I stayed true to my word and went down to Saphiraz the next day. I grumbled to myself that this is the Gold Coast, they won’t be my kind of people, it will be too expensive, how can I be authentic in a Gold Coast gym full of… (sorry Gold Coast, it was my Gremlins talking!). I was mid ‘harrummmpfh!’ as Björn, a trainer, saw me come in, came over and gave me the most authentic hug I’ve had outside of England! He completely threw me and my over-protective narrative up in the air!
So be careful not to get trapped in your narrative and assume roles in it for other people. Our stories developed in our past to protect us and help us to stay in our comfort zone. They are usually well-meaning stories, but the truth is that nothing much ever grows in the comfort zone. Dare to stop, hear your repeating story pattern for what it is and take the pen yourself. Write a new chapter heading. Make a conscious choice to edit-out narrative that no longer serves you.
It felt strange (but great) saying out loud that I was “training daily and feeling fit and wonderful and loving it, thank you”, rather than the old, “Oh, you know how it is … surviving, thanks,” old character narrative.
Thanks for that old-narrative-breaking hug, Björn!
I trusted Björn and his hug and signed up for Personal Training. I would love to say my old habits stopped, but I will honour ‘authenticity’ and be truthful. I explained exactly why I couldn’t possibly do this or that. Björn or Jeremy listened patiently and then said, “Let’s just start”. They were immune to my excuses so I tried and, Holy Moly, I could do it! It wasn’t always easy to trust myself and my body, but having support that I could trust was like a spiral of positive energy and contagious.
I started a summer challenge to train for 30 minutes daily. I knew I could do it with a new narrative: “I can always fit half an hour ‘for me’ into my day. Training works wonders for me; I feel full of energy, stronger and happier. I look forward to having fun with the trainers and love discovering what my body is capable of.”
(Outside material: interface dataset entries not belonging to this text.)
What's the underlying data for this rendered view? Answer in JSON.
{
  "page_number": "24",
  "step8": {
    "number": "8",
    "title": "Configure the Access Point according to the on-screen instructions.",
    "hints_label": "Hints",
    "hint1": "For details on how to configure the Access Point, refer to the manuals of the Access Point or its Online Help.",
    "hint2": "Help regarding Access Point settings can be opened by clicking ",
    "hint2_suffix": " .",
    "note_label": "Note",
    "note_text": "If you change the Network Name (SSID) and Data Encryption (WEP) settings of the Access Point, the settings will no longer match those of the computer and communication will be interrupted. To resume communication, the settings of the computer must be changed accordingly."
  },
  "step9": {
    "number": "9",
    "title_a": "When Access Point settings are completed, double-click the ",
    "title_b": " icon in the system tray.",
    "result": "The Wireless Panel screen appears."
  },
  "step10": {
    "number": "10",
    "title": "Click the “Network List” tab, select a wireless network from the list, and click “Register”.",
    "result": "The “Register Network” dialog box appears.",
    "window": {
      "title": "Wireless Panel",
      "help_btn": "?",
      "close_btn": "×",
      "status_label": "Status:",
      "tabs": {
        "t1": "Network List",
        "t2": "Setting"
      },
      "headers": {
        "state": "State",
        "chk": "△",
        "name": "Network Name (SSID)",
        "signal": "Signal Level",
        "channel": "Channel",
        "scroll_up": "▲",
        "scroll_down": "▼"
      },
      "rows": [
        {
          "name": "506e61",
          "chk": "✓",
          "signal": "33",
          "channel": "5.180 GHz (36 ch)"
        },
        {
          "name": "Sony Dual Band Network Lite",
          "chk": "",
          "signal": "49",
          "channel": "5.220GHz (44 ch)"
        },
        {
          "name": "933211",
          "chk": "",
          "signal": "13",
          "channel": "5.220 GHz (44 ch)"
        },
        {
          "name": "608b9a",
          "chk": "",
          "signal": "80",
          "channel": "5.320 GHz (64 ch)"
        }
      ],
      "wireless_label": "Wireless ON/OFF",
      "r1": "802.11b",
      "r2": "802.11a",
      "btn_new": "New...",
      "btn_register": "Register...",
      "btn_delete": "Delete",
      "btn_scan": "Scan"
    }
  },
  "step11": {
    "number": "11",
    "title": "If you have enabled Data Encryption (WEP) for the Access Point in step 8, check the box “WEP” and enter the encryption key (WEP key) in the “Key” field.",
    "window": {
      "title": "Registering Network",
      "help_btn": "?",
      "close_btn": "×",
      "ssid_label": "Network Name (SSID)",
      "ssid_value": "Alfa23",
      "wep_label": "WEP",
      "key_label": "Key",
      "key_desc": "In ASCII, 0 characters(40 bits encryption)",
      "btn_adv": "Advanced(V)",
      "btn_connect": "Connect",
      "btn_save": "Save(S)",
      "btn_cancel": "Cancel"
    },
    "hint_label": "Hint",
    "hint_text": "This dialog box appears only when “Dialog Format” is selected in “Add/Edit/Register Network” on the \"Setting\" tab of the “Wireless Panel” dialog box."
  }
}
Missing a session taught me that having someone to keep you accountable is a powerful motivator. Missing out on the training helped me realise just how much I was enjoying it, but knowing that poor Jeremy had been sitting waiting for me to turn up and that I had let him down felt bad. When you set yourself a challenge or goal get an accountability buddy you can trust.
My plan was to celebrate the end of each week to keep me motivated. The truth is, that I felt so amazing by the end of the first week that I couldn’t wait for the next week to begin and, now that my challenge is over, I miss it! Who would have believed it?!
My final message to everyone who took the one-month personal training challenge with Saphiraz Sports is, ‘Celebrate!’ And then go and find a new challenge!
So, Congratulations to you all! You chose to take control of your body…
…now, what’s next?
I would love to hear your thoughts and ideas so come and say hello to me at my office in Saphiraz Sports the next time you’re in or drop me a line.